Material to process ▸
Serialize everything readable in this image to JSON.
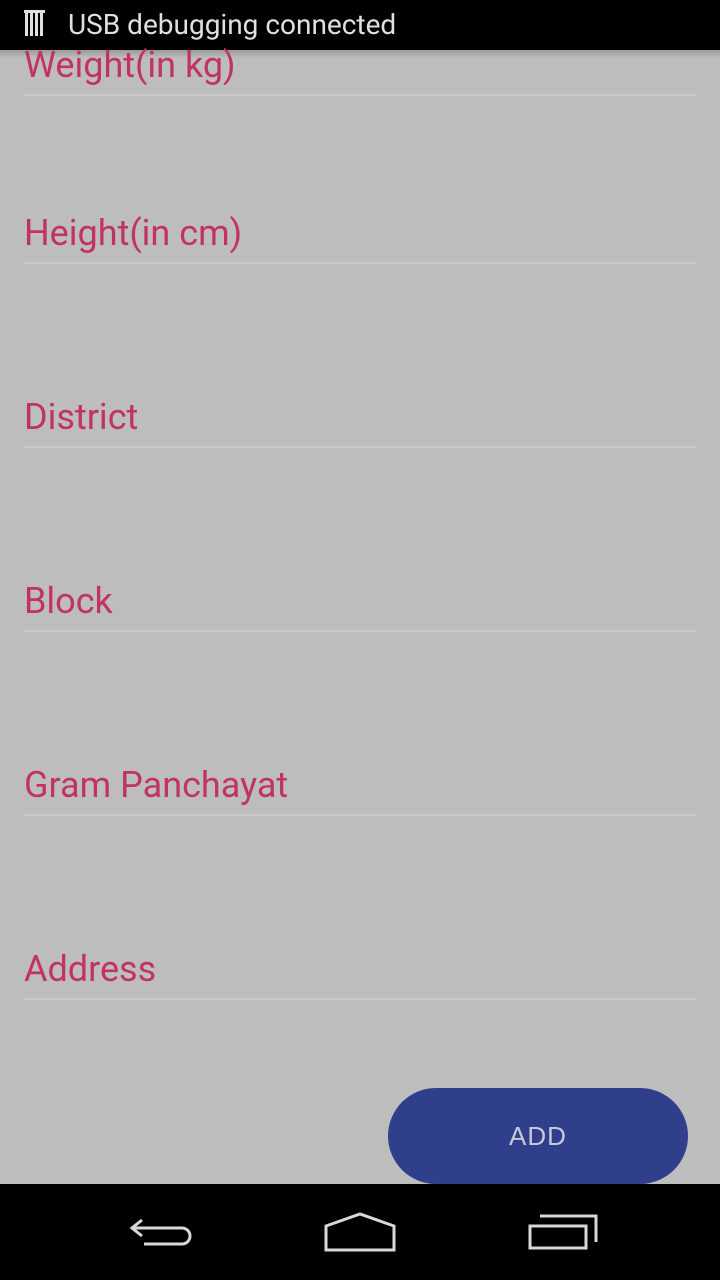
{
  "status_bar": {
    "icon": "usb-debug-icon",
    "text": "USB debugging connected"
  },
  "form": {
    "fields": [
      {
        "label": "Weight(in kg)"
      },
      {
        "label": "Height(in cm)"
      },
      {
        "label": "District"
      },
      {
        "label": "Block"
      },
      {
        "label": "Gram Panchayat"
      },
      {
        "label": "Address"
      }
    ]
  },
  "add_button": {
    "label": "ADD"
  },
  "nav_bar": {
    "back_icon": "back-icon",
    "home_icon": "home-icon",
    "recents_icon": "recent-apps-icon"
  },
  "colors": {
    "label": "#c2345f",
    "button": "#303f8c",
    "background": "#bdbdbd"
  }
}
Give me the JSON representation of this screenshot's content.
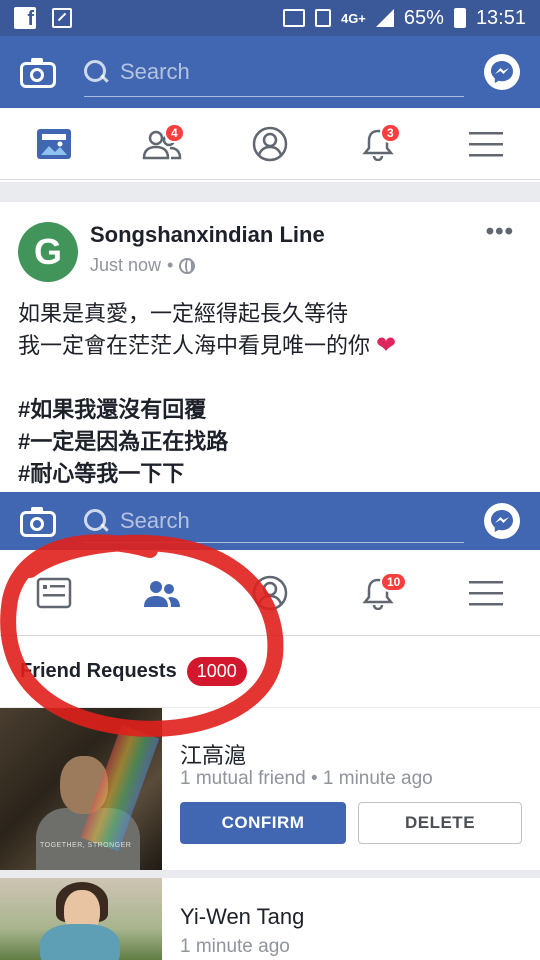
{
  "status_bar": {
    "battery": "65%",
    "time": "13:51",
    "network": "4G+"
  },
  "top_bar": {
    "search_placeholder": "Search"
  },
  "tabs": {
    "friend_badge": "4",
    "notification_badge": "3"
  },
  "post": {
    "author_initial": "G",
    "author": "Songshanxindian Line",
    "time": "Just now",
    "lines": [
      "如果是真愛，一定經得起長久等待",
      "我一定會在茫茫人海中看見唯一的你"
    ],
    "hashtags": [
      "#如果我還沒有回覆",
      "#一定是因為正在找路",
      "#耐心等我一下下"
    ]
  },
  "second_screen": {
    "search_placeholder": "Search",
    "notification_badge": "10",
    "friend_requests": {
      "title": "Friend Requests",
      "count": "1000",
      "items": [
        {
          "name": "江高滬",
          "subtitle": "1 mutual friend • 1 minute ago",
          "photo_caption": "TOGETHER, STRONGER",
          "confirm_label": "CONFIRM",
          "delete_label": "DELETE"
        },
        {
          "name": "Yi-Wen Tang",
          "subtitle": "1 minute ago"
        }
      ]
    }
  },
  "colors": {
    "brand": "#4267b2",
    "status_bar": "#3b5998",
    "badge": "#fa3e3e",
    "annotation": "#e0201c"
  },
  "icons": {
    "status_left": [
      "facebook-icon",
      "picture-in-picture-icon"
    ],
    "status_right": [
      "cast-icon",
      "vibrate-icon",
      "signal-icon",
      "battery-icon"
    ],
    "top_bar": [
      "camera-icon",
      "search-icon",
      "messenger-icon"
    ],
    "tabs": [
      "news-feed-icon",
      "friends-icon",
      "profile-icon",
      "notifications-icon",
      "menu-icon"
    ]
  }
}
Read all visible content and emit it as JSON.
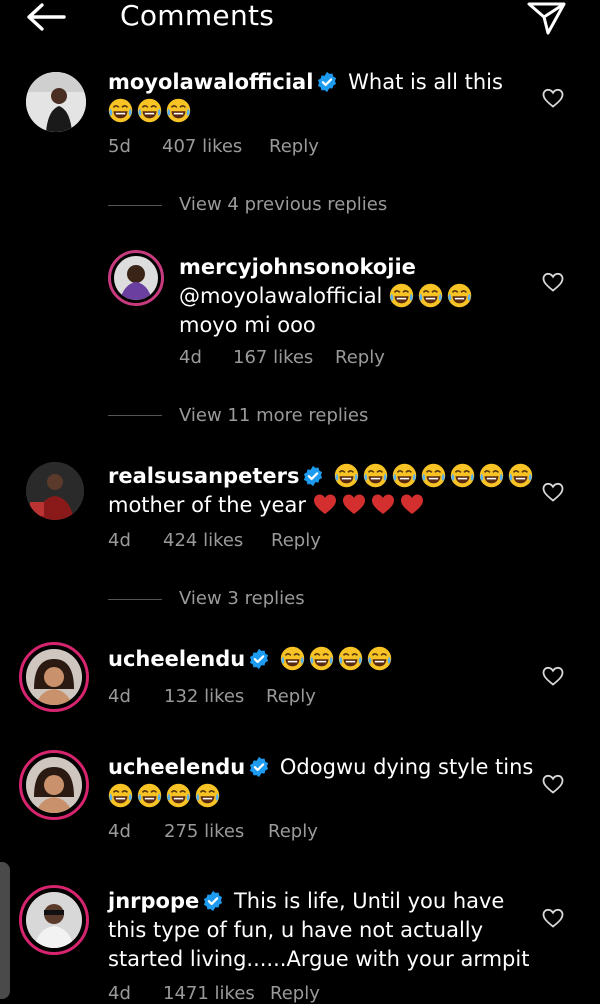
{
  "header": {
    "title": "Comments",
    "back_icon": "arrow-left-icon",
    "send_icon": "paper-plane-icon"
  },
  "colors": {
    "background": "#000000",
    "text": "#ffffff",
    "meta": "#9a9a9a",
    "verified": "#1d9bf0",
    "story_ring": "#d6246e",
    "heart_red": "#d32f2f"
  },
  "comments": [
    {
      "username": "moyolawalofficial",
      "verified": true,
      "text": "What is all this",
      "time": "5d",
      "likes": "407 likes",
      "reply": "Reply"
    },
    {
      "username": "mercyjohnsonokojie",
      "verified": false,
      "mention": "@moyolawalofficial",
      "text": "moyo mi ooo",
      "time": "4d",
      "likes": "167 likes",
      "reply": "Reply"
    },
    {
      "username": "realsusanpeters",
      "verified": true,
      "text": "mother of the year",
      "time": "4d",
      "likes": "424 likes",
      "reply": "Reply"
    },
    {
      "username": "ucheelendu",
      "verified": true,
      "text": "",
      "time": "4d",
      "likes": "132 likes",
      "reply": "Reply"
    },
    {
      "username": "ucheelendu",
      "verified": true,
      "text": "Odogwu dying style tins",
      "time": "4d",
      "likes": "275 likes",
      "reply": "Reply"
    },
    {
      "username": "jnrpope",
      "verified": true,
      "text_line1": "This is life, Until you have",
      "text_line2": "this type of fun, u have not actually",
      "text_line3": "started living......Argue with your armpit",
      "time": "4d",
      "likes": "1471 likes",
      "reply": "Reply"
    }
  ],
  "view_replies": [
    {
      "label": "View 4 previous replies"
    },
    {
      "label": "View 11 more replies"
    },
    {
      "label": "View 3 replies"
    }
  ],
  "emoji_icon": "tears-of-joy-emoji-icon"
}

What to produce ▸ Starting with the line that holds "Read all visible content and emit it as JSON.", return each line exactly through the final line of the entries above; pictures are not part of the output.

Exercise answer ▸
Read all visible content and emit it as JSON.
{
  "header": {
    "title": "Comments",
    "back_icon": "arrow-left-icon",
    "send_icon": "paper-plane-icon"
  },
  "colors": {
    "background": "#000000",
    "text": "#ffffff",
    "meta": "#9a9a9a",
    "verified": "#1d9bf0",
    "story_ring": "#d6246e",
    "heart_red": "#d32f2f"
  },
  "comments": [
    {
      "username": "moyolawalofficial",
      "verified": true,
      "text": "What is all this",
      "time": "5d",
      "likes": "407 likes",
      "reply": "Reply"
    },
    {
      "username": "mercyjohnsonokojie",
      "verified": false,
      "mention": "@moyolawalofficial",
      "text": "moyo mi ooo",
      "time": "4d",
      "likes": "167 likes",
      "reply": "Reply"
    },
    {
      "username": "realsusanpeters",
      "verified": true,
      "text": "mother of the year",
      "time": "4d",
      "likes": "424 likes",
      "reply": "Reply"
    },
    {
      "username": "ucheelendu",
      "verified": true,
      "text": "",
      "time": "4d",
      "likes": "132 likes",
      "reply": "Reply"
    },
    {
      "username": "ucheelendu",
      "verified": true,
      "text": "Odogwu dying style tins",
      "time": "4d",
      "likes": "275 likes",
      "reply": "Reply"
    },
    {
      "username": "jnrpope",
      "verified": true,
      "text_line1": "This is life, Until you have",
      "text_line2": "this type of fun, u have not actually",
      "text_line3": "started living......Argue with your armpit",
      "time": "4d",
      "likes": "1471 likes",
      "reply": "Reply"
    }
  ],
  "view_replies": [
    {
      "label": "View 4 previous replies"
    },
    {
      "label": "View 11 more replies"
    },
    {
      "label": "View 3 replies"
    }
  ],
  "emoji_icon": "tears-of-joy-emoji-icon"
}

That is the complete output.